Every line below that carries the word "Adicionar" needs to be copied.

SOURCE MATERIAL:
★ ★ ★ ★

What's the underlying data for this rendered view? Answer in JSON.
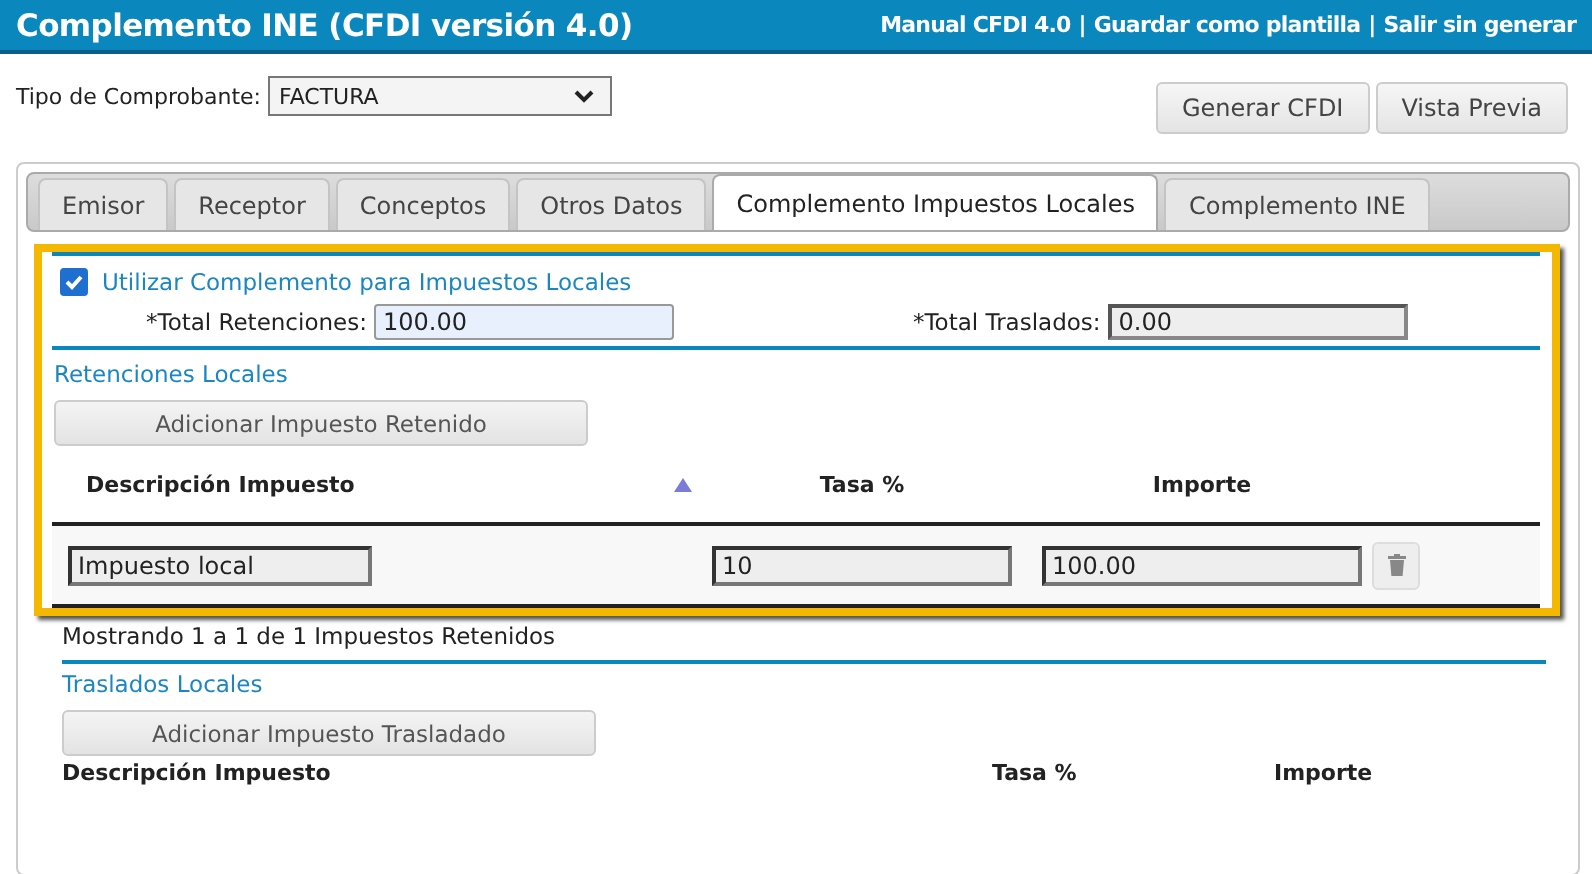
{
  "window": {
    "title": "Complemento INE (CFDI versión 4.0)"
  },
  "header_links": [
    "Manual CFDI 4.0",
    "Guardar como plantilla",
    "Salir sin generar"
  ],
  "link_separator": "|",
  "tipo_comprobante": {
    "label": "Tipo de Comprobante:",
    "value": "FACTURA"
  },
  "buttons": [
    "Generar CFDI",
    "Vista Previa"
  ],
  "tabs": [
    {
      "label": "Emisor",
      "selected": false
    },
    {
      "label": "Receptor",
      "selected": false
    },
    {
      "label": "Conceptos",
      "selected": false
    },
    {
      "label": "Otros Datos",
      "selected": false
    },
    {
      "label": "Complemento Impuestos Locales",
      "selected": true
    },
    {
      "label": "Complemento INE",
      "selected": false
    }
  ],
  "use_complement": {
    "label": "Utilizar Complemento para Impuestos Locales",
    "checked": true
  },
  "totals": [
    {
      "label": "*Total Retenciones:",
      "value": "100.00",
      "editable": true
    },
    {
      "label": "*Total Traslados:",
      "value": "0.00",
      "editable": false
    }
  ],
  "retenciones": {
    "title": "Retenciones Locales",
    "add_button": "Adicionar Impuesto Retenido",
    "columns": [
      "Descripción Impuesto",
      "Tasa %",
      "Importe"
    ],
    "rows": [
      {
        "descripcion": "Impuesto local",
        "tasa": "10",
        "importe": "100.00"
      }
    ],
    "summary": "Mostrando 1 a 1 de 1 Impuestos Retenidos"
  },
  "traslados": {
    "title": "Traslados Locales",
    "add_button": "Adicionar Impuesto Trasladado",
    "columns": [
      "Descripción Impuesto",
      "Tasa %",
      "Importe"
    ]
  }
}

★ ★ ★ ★

ANSWER TO THE EXERCISE:
    "add_button": "Adicionar Impuesto Retenido",
    "add_button": "Adicionar Impuesto Trasladado",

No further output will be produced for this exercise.